    Well, I've lived here on and off for most of my life, and I agree with twinsmama - there really is not much in the way of culture, trends, and "scenes" that are easier to access in other parts of the country, so be prepared for that. (Some people who like it here disagree, but this is just my own opinion). The nicest areas are in Madison and south Huntsville. That's where most of the engineers and people in related fields (the Arsenal, etc.) live. North Huntsville is a very low-income area that is visually unappealing to some people, although it's not quite as bad as it used to be. Once you get outside of Huntsville, you're pretty much in "Deliverance" land, although again, I suppose that's not as bad as it used to be, either. Most of the people who really like it here seem to be those in government/engineering jobs (as they tend to have VERY good job security here) and those with strong Protestant backgrounds (there's a reason why they call it the Bible belt ) The Arsenal-types jobs are pretty much the lifeblood of the town. However, they're actually having a hard time replacing a lot of the older engineers and analysts who are gradually retiring right now. So in order to attract more "young professionals", the city is trying to improve its image a bit. They recently built the Bridge Street Mall, which is nice at first, but gets kind of old after awhile. They've been talking about "revitalizing" the downtown area for years now, but I'm still not sure what exactly that's going to entail. btw, I've lived in Nashville, too, and find it to be much more interesting than here. Hope this helps!
  12. Heh...yeah, another one of those posts :) We had a question on a test today. I'm not sure I know what the right answer is, and I would appreciate any assistance in clarifying this: "You are caring for a client who is on a cardiac monitor, is intubated, and is on ventilation. The client's ABG results are: ph 7.37, pCO2 38 mmHg, and HCO3 23 mEq/L. What condition is this client experiencing? A. Respiratory alkalosis B. Respiratory acidosis C. Metabolic alkalosis D. Metabolic acidosis" Thanks in advance for any feedback.
  13. Jedi of Zen

    Question about trach tube dislodgement/emergency

    Thank you for your response! What do you think about lying flat?
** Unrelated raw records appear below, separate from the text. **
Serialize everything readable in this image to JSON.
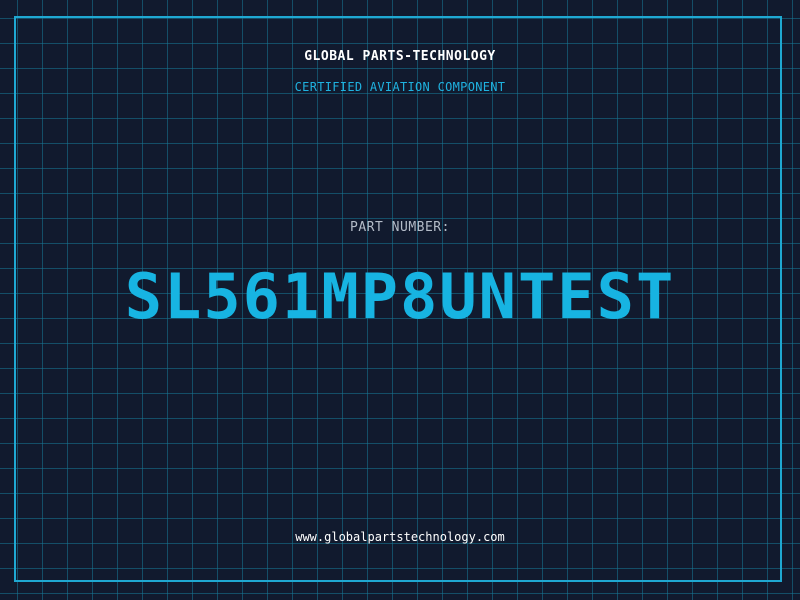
{
  "header": {
    "brand": "GLOBAL PARTS-TECHNOLOGY",
    "subtitle": "CERTIFIED AVIATION COMPONENT"
  },
  "part": {
    "label": "PART NUMBER:",
    "number": "SL561MP8UNTEST"
  },
  "footer": {
    "url": "www.globalpartstechnology.com"
  },
  "colors": {
    "background": "#111a2e",
    "grid": "#16788f",
    "accent": "#1fa8d2",
    "part_number": "#17b4e2",
    "label": "#b4bcc8",
    "text": "#ffffff"
  }
}
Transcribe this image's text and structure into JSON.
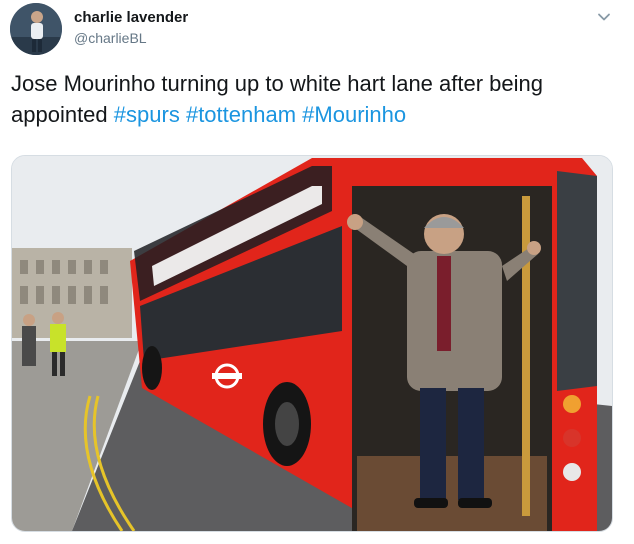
{
  "tweet": {
    "author_name": "charlie lavender",
    "author_handle": "@charlieBL",
    "text_lead": "Jose Mourinho turning up to white hart lane after being appointed",
    "hashtags": [
      "#spurs",
      "#tottenham",
      "#Mourinho"
    ]
  },
  "icons": {
    "menu": "chevron-down-icon",
    "avatar": "avatar"
  },
  "colors": {
    "hashtag": "#1b95e0",
    "handle": "#657786",
    "text": "#14171a",
    "bus_red": "#e1251b"
  }
}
Is that necessary or helpful to facilitate neck extension, or should the patient remain in Fowler's so that they can breathe easier by sitting more upright? Thanks again!
  14. According to my textbook, "if decannulation occurs after 72 hours, extend the client's neck and open the tissues of the stoma to secure the airway". I assume that "extending the neck" means basically tilting the head back. This may sound like a stupid question, but should you have the patient lie flat in order to best facilitate that, or keep the patient upright so he/she can breathe easier? I'm also wondering how extending the neck like that would help keep the stoma tissues open. I think it would be easier if the patient bends the neck (ie, with chin pointing down). I would welcome any input on this. Thanks!
  15. Jedi of Zen

    Please help with critical thinking question

    I pretty much agree with the OP. I would only add, like others have said, to make sure she does understand when to take her meds as well.
  16. Jedi of Zen

    How're your backs doing guys?

    Taking the time to raise the bed has helped me a lot so far. A little yoga doesn't hurt, either, imho. Actually, I've wondered if any facilities out there would ever allow nurses to wear those vest-like back braces - sort of like what I've seen some Sam's Club employees wear.